Guns in the Workplace: Protect Your Mission

By Melanie Lockwood Herman

Last week a RISK eNews reader wrote to inquire about the intersection of “conceal and carry” laws and the desire of a nonprofit to provide a violence and weapon-free workplace. All 50 states, but not the District of Columbia, have adopted laws that generally permit individuals to carry loaded and concealed firearms if the individual has been issued a permit to do so by the state. Yet highly publicized incidents of workplace violence involving intruders and employees have prompted many employers to strictly prohibit staff, customers and visitors from bringing firearms into the workplace or onto property owned by the employer. Are these employer restrictions permitted under conceal and carry laws?

The simple answer is “yes.” Owners of private property, including private employers, may prohibit the carrying of concealed firearms on property under the owner’s control. A private employer, including a private nonprofit organization, may adopt rules to ensure a safe environment for staff, service recipients and visitors. A nonprofit’s rules may also include the specific prohibition of weapons—even legally acquired and licensed firearms—in the workplace.

Banning Weapons While Respecting the Law

Here are some tips for nonprofits that seek to seek to ban weapons in the workplace without violating “conceal and carry” laws.

  1. Be careful not to adopt a policy that is overly broad or tries to extend a prohibition against carrying concealed weapons onto property that your nonprofit doesn’t own. In addition, recognize that most states do allow individuals with concealed weapon permits to store weapons out of view in a locked vehicle.
  2. Keep in mind that in most cases, firearms, including concealed weapons, are not allowed on government or public school property.
  3. To ban weapons in buildings owned by your nonprofit, make certain you understand and following the specific requirements for posting signs at entryways.
  4. If your nonprofit is a tenant and does not own the property or facilities where you conduct business, speak to your landlord about the issue of facility security and find out the landlord’s position on the issue. Inquire about the landlord’s willingness to ban weapons and post the required signage.
  5. As with any new or updated policy, make certain that your ‘no weapons policy’ is disseminated to all personnel. Don’t assume veteran or new staff members will read a policy contained in a lengthy handbook.
  6. Encourage any staff member, volunteer, service recipient or other stakeholder to address questions about the policy to a designated point of contact, such as the Director of Human Resources or Chief Operating Officer. Eliminate any unnecessary barriers to posing questions about the policy, such as requiring that questions be submitted in writing.
  7. Review your workplace safety or workplace violence policy to make certain that it is consistent with any new policy prohibiting weapons in the workplace.

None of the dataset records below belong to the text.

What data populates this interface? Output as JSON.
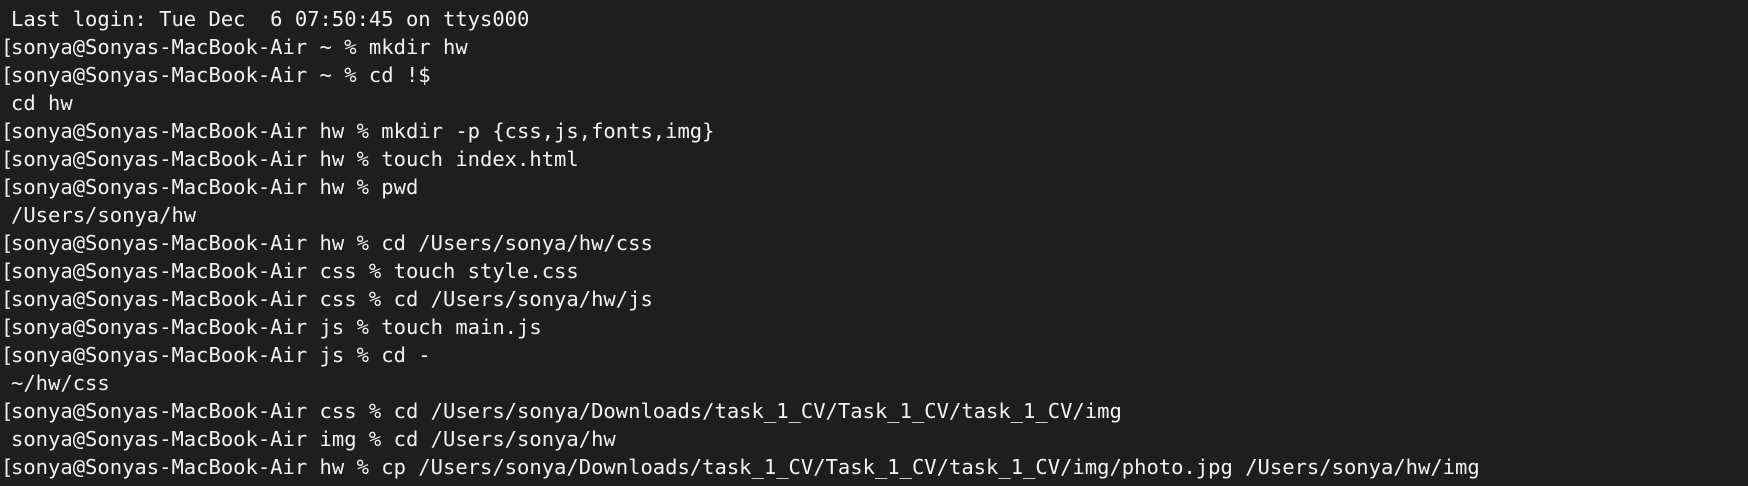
{
  "terminal": {
    "bracket": "[",
    "lines": [
      {
        "marked": false,
        "text": "Last login: Tue Dec  6 07:50:45 on ttys000"
      },
      {
        "marked": true,
        "text": "sonya@Sonyas-MacBook-Air ~ % mkdir hw"
      },
      {
        "marked": true,
        "text": "sonya@Sonyas-MacBook-Air ~ % cd !$"
      },
      {
        "marked": false,
        "text": "cd hw"
      },
      {
        "marked": true,
        "text": "sonya@Sonyas-MacBook-Air hw % mkdir -p {css,js,fonts,img}"
      },
      {
        "marked": true,
        "text": "sonya@Sonyas-MacBook-Air hw % touch index.html"
      },
      {
        "marked": true,
        "text": "sonya@Sonyas-MacBook-Air hw % pwd"
      },
      {
        "marked": false,
        "text": "/Users/sonya/hw"
      },
      {
        "marked": true,
        "text": "sonya@Sonyas-MacBook-Air hw % cd /Users/sonya/hw/css"
      },
      {
        "marked": true,
        "text": "sonya@Sonyas-MacBook-Air css % touch style.css"
      },
      {
        "marked": true,
        "text": "sonya@Sonyas-MacBook-Air css % cd /Users/sonya/hw/js"
      },
      {
        "marked": true,
        "text": "sonya@Sonyas-MacBook-Air js % touch main.js"
      },
      {
        "marked": true,
        "text": "sonya@Sonyas-MacBook-Air js % cd -"
      },
      {
        "marked": false,
        "text": "~/hw/css"
      },
      {
        "marked": true,
        "text": "sonya@Sonyas-MacBook-Air css % cd /Users/sonya/Downloads/task_1_CV/Task_1_CV/task_1_CV/img"
      },
      {
        "marked": false,
        "text": "sonya@Sonyas-MacBook-Air img % cd /Users/sonya/hw"
      },
      {
        "marked": true,
        "text": "sonya@Sonyas-MacBook-Air hw % cp /Users/sonya/Downloads/task_1_CV/Task_1_CV/task_1_CV/img/photo.jpg /Users/sonya/hw/img"
      }
    ]
  }
}
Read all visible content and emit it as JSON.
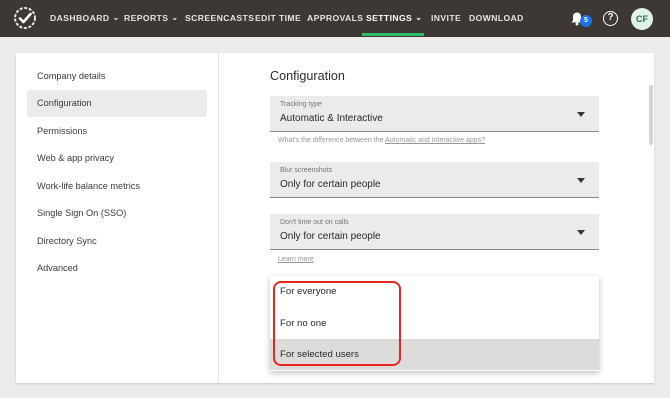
{
  "nav": {
    "items": [
      {
        "label": "DASHBOARD",
        "has_caret": true
      },
      {
        "label": "REPORTS",
        "has_caret": true
      },
      {
        "label": "SCREENCASTS",
        "has_caret": false
      },
      {
        "label": "EDIT TIME",
        "has_caret": false
      },
      {
        "label": "APPROVALS",
        "has_caret": false
      },
      {
        "label": "SETTINGS",
        "has_caret": true,
        "active": true
      },
      {
        "label": "INVITE",
        "has_caret": false
      },
      {
        "label": "DOWNLOAD",
        "has_caret": false
      }
    ],
    "caret": "⌄",
    "notification_count": "5",
    "help_glyph": "?",
    "avatar_initials": "CF",
    "accent_color": "#2dbf67"
  },
  "sidebar": {
    "items": [
      {
        "label": "Company details"
      },
      {
        "label": "Configuration",
        "active": true
      },
      {
        "label": "Permissions"
      },
      {
        "label": "Web & app privacy"
      },
      {
        "label": "Work-life balance metrics"
      },
      {
        "label": "Single Sign On (SSO)"
      },
      {
        "label": "Directory Sync"
      },
      {
        "label": "Advanced"
      }
    ]
  },
  "main": {
    "title": "Configuration",
    "tracking": {
      "label": "Tracking type",
      "value": "Automatic & Interactive",
      "hint_prefix": "What's the difference between the ",
      "hint_link": "Automatic and Interactive apps?"
    },
    "blur": {
      "label": "Blur screenshots",
      "value": "Only for certain people"
    },
    "timeout": {
      "label": "Don't time out on calls",
      "value": "Only for certain people",
      "learn_more": "Learn more"
    },
    "dropdown": {
      "options": [
        {
          "label": "For everyone"
        },
        {
          "label": "For no one"
        },
        {
          "label": "For selected users",
          "selected": true
        }
      ],
      "highlight_color": "#e8281f"
    }
  }
}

Articles and Resources on ‘Conceal and Carry’ Laws

Melanie Lockwood Herman is Executive Director of the Nonprofit Risk Management Center. She welcomes your ideas about any risk management topic, suggestions for best-in-class risk management, and questions about the Center’s resources at or 703.777.3504. The Center provides risk management tools and resources at and offers consulting assistance to organizations unwilling to leave their missions to chance.